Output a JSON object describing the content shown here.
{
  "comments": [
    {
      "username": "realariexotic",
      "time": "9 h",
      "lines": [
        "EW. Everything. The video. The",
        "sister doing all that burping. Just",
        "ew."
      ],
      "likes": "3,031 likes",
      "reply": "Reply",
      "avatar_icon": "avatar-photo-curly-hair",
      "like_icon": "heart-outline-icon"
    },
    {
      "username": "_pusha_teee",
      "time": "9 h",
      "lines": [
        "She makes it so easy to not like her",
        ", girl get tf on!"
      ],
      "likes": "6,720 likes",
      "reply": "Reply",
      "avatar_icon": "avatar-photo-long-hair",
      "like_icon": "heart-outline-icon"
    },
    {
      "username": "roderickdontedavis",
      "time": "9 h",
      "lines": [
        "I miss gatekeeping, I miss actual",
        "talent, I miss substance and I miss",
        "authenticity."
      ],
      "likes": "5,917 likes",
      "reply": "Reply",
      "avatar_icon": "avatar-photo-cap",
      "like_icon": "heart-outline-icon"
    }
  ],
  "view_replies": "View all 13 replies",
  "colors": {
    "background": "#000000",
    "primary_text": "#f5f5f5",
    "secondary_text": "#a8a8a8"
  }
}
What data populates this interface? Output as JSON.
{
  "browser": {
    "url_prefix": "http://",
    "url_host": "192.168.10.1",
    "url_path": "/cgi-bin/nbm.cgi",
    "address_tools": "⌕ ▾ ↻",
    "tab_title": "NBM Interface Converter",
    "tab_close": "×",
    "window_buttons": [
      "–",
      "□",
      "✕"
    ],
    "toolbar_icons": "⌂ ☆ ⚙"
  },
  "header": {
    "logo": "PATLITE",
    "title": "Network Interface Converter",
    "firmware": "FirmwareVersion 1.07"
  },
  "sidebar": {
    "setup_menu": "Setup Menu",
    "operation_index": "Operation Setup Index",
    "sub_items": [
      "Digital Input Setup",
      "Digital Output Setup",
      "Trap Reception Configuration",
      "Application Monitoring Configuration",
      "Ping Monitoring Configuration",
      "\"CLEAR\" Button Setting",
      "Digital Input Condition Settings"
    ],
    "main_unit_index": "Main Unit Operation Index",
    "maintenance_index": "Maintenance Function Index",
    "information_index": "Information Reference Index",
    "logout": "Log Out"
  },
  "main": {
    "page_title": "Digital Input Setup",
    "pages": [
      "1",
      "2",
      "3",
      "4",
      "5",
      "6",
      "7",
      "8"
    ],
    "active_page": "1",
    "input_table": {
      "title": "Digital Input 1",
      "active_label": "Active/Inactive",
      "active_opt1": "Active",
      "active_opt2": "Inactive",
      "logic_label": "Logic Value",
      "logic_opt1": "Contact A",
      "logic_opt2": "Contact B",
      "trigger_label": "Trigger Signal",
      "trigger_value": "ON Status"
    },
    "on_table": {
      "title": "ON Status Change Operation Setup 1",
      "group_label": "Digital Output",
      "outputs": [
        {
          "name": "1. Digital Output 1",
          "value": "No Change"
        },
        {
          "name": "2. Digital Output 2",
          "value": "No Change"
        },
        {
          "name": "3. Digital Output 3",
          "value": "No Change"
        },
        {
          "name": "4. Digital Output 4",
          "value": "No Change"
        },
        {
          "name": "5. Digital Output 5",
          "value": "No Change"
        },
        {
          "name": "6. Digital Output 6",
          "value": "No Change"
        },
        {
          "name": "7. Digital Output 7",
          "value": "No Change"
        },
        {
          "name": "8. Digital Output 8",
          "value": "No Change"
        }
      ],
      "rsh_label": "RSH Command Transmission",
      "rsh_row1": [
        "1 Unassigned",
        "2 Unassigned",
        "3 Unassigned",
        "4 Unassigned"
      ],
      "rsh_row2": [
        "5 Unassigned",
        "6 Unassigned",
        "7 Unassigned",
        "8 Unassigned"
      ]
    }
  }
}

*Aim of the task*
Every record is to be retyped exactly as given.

*Result for this exercise*
Output a JSON object describing the content shown here.
{
  "comments": [
    {
      "username": "realariexotic",
      "time": "9 h",
      "lines": [
        "EW. Everything. The video. The",
        "sister doing all that burping. Just",
        "ew."
      ],
      "likes": "3,031 likes",
      "reply": "Reply",
      "avatar_icon": "avatar-photo-curly-hair",
      "like_icon": "heart-outline-icon"
    },
    {
      "username": "_pusha_teee",
      "time": "9 h",
      "lines": [
        "She makes it so easy to not like her",
        ", girl get tf on!"
      ],
      "likes": "6,720 likes",
      "reply": "Reply",
      "avatar_icon": "avatar-photo-long-hair",
      "like_icon": "heart-outline-icon"
    },
    {
      "username": "roderickdontedavis",
      "time": "9 h",
      "lines": [
        "I miss gatekeeping, I miss actual",
        "talent, I miss substance and I miss",
        "authenticity."
      ],
      "likes": "5,917 likes",
      "reply": "Reply",
      "avatar_icon": "avatar-photo-cap",
      "like_icon": "heart-outline-icon"
    }
  ],
  "view_replies": "View all 13 replies",
  "colors": {
    "background": "#000000",
    "primary_text": "#f5f5f5",
    "secondary_text": "#a8a8a8"
  }
}
What data populates this interface? Output as JSON.
{
  "browser": {
    "url_prefix": "http://",
    "url_host": "192.168.10.1",
    "url_path": "/cgi-bin/nbm.cgi",
    "address_tools": "⌕ ▾ ↻",
    "tab_title": "NBM Interface Converter",
    "tab_close": "×",
    "window_buttons": [
      "–",
      "□",
      "✕"
    ],
    "toolbar_icons": "⌂ ☆ ⚙"
  },
  "header": {
    "logo": "PATLITE",
    "title": "Network Interface Converter",
    "firmware": "FirmwareVersion 1.07"
  },
  "sidebar": {
    "setup_menu": "Setup Menu",
    "operation_index": "Operation Setup Index",
    "sub_items": [
      "Digital Input Setup",
      "Digital Output Setup",
      "Trap Reception Configuration",
      "Application Monitoring Configuration",
      "Ping Monitoring Configuration",
      "\"CLEAR\" Button Setting",
      "Digital Input Condition Settings"
    ],
    "main_unit_index": "Main Unit Operation Index",
    "maintenance_index": "Maintenance Function Index",
    "information_index": "Information Reference Index",
    "logout": "Log Out"
  },
  "main": {
    "page_title": "Digital Input Setup",
    "pages": [
      "1",
      "2",
      "3",
      "4",
      "5",
      "6",
      "7",
      "8"
    ],
    "active_page": "1",
    "input_table": {
      "title": "Digital Input 1",
      "active_label": "Active/Inactive",
      "active_opt1": "Active",
      "active_opt2": "Inactive",
      "logic_label": "Logic Value",
      "logic_opt1": "Contact A",
      "logic_opt2": "Contact B",
      "trigger_label": "Trigger Signal",
      "trigger_value": "ON Status"
    },
    "on_table": {
      "title": "ON Status Change Operation Setup 1",
      "group_label": "Digital Output",
      "outputs": [
        {
          "name": "1. Digital Output 1",
          "value": "No Change"
        },
        {
          "name": "2. Digital Output 2",
          "value": "No Change"
        },
        {
          "name": "3. Digital Output 3",
          "value": "No Change"
        },
        {
          "name": "4. Digital Output 4",
          "value": "No Change"
        },
        {
          "name": "5. Digital Output 5",
          "value": "No Change"
        },
        {
          "name": "6. Digital Output 6",
          "value": "No Change"
        },
        {
          "name": "7. Digital Output 7",
          "value": "No Change"
        },
        {
          "name": "8. Digital Output 8",
          "value": "No Change"
        }
      ],
      "rsh_label": "RSH Command Transmission",
      "rsh_row1": [
        "1 Unassigned",
        "2 Unassigned",
        "3 Unassigned",
        "4 Unassigned"
      ],
      "rsh_row2": [
        "5 Unassigned",
        "6 Unassigned",
        "7 Unassigned",
        "8 Unassigned"
      ]
    }
  }
}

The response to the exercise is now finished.